of parental murders of children are committed by mothers.
violence researchers Richard Gelles, Murray Straus, and Susan
Steinmetz, who were once hailed by the women's movement for their
pioneering work on violence against women, have repeatedly found that
women are as likely as men to physically attack their spouses or
California State Long
Beach Psychology professor Martin Fiebert has compiled and summarized
117 different studies with over 72,000 respondents that found that
most domestic violence is mutual and, in the cases where there was
only one abusive partner, that partner was as likely to be female as

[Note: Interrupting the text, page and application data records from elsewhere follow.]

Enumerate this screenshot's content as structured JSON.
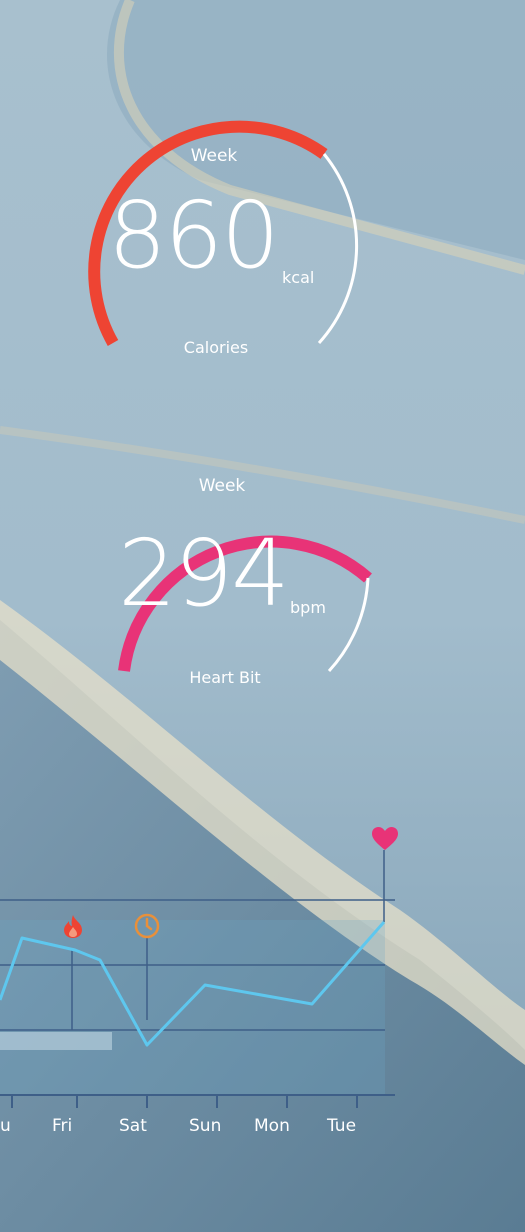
{
  "gauges": [
    {
      "period": "Week",
      "value": "860",
      "unit": "kcal",
      "label": "Calories",
      "color": "#ee4433"
    },
    {
      "period": "Week",
      "value": "294",
      "unit": "bpm",
      "label": "Heart Bit",
      "color": "#e83377"
    }
  ],
  "chart_data": {
    "type": "line",
    "categories": [
      "u",
      "Fri",
      "Sat",
      "Sun",
      "Mon",
      "Tue"
    ],
    "values": [
      9,
      7,
      3,
      6,
      5,
      10
    ],
    "markers": [
      {
        "icon": "flame-icon",
        "color": "#ee4433"
      },
      {
        "icon": "clock-icon",
        "color": "#e8903a"
      },
      {
        "icon": "heart-icon",
        "color": "#e83377"
      }
    ],
    "line_color": "#5ec7ee",
    "grid": true
  }
}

Crime statistics do
not bear out what researchers know because women tend to be seriously
injured more often than men, and because men, for various reasons, are

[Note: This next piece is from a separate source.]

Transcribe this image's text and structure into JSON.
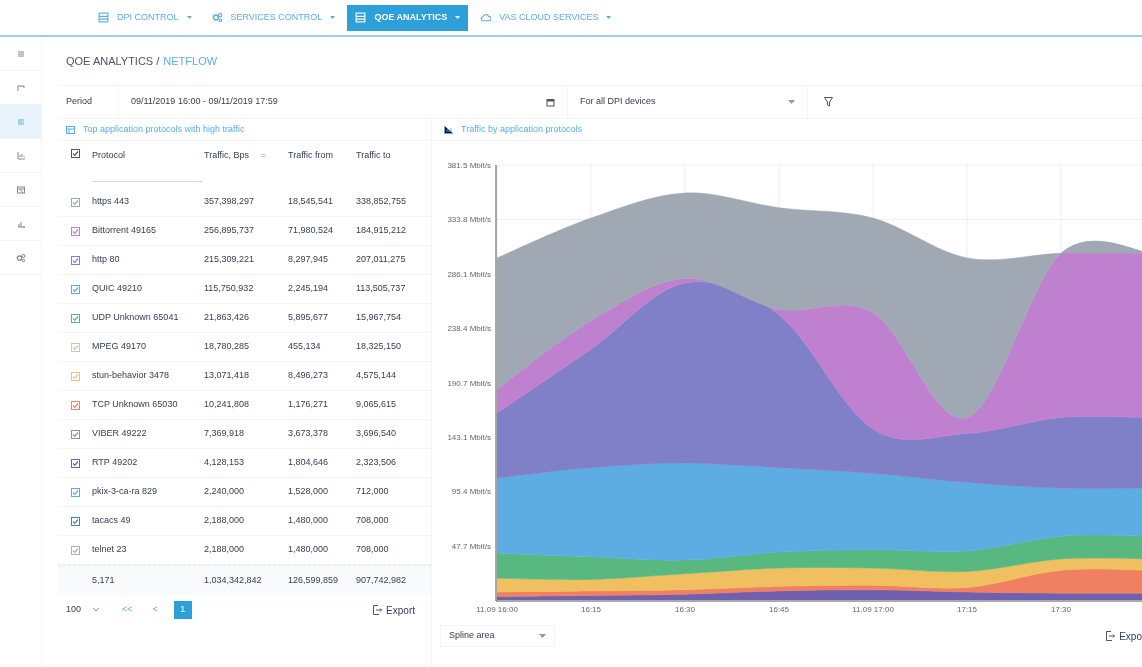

far less likely than women to report the abuse against them.
As the Caro case
shows, by allowing abusive women to go unacknowledged and unpunished,
female abusers are encouraged to believe that they can get away with
their abuse indefinitely, which frequently results in escalating
Why didn't Dr. Caro
seek help? Besides shame and denial, many men hesitate to report their
wives' violence because they fear that once the police are involved,
the wife will accuse her husband of being the perpetrator and it is
she, not he, who will be believed.
This is, in fact, what
Ms. Caro tried to do during her murder trial, claiming that it was her
husband, not her, who committed the murders. Draconian mandatory
arrest laws often direct police to make an arrest, even when the abuse
is mutual (as research shows is generally the case), or when it is
unclear who the perpetrator is. While arrests of women account for a
third or more of domestic violence arrests in some states, police
generally are pressured to arrest the man, even when the evidence is
What could Dr. Caro
have done? There are few domestic violence shelters which accept men,
though in this case he probably would have had enough money to pay for
other accommodations. He would have had difficulty winning a custody
battle, particularly with the well-documented willingness of women in
danger of losing custody to make false accusations of abuse or child
Quite possibly these
accusations or other legal machinations could have led to Ms. Caro
being granted custody of the children, and even to Dr. Caro losing
visitation rights. Thus his children could have been in the care of
and under the control of an abuser without even the limited protection
he could provide by staying with her.
Thus Xavier Caro was
trapped--not just by his violent wife, but by a society that refuses
to acknowledge what voluminous research and simple common sense
shows--domestic violence is not a male affliction but a human one.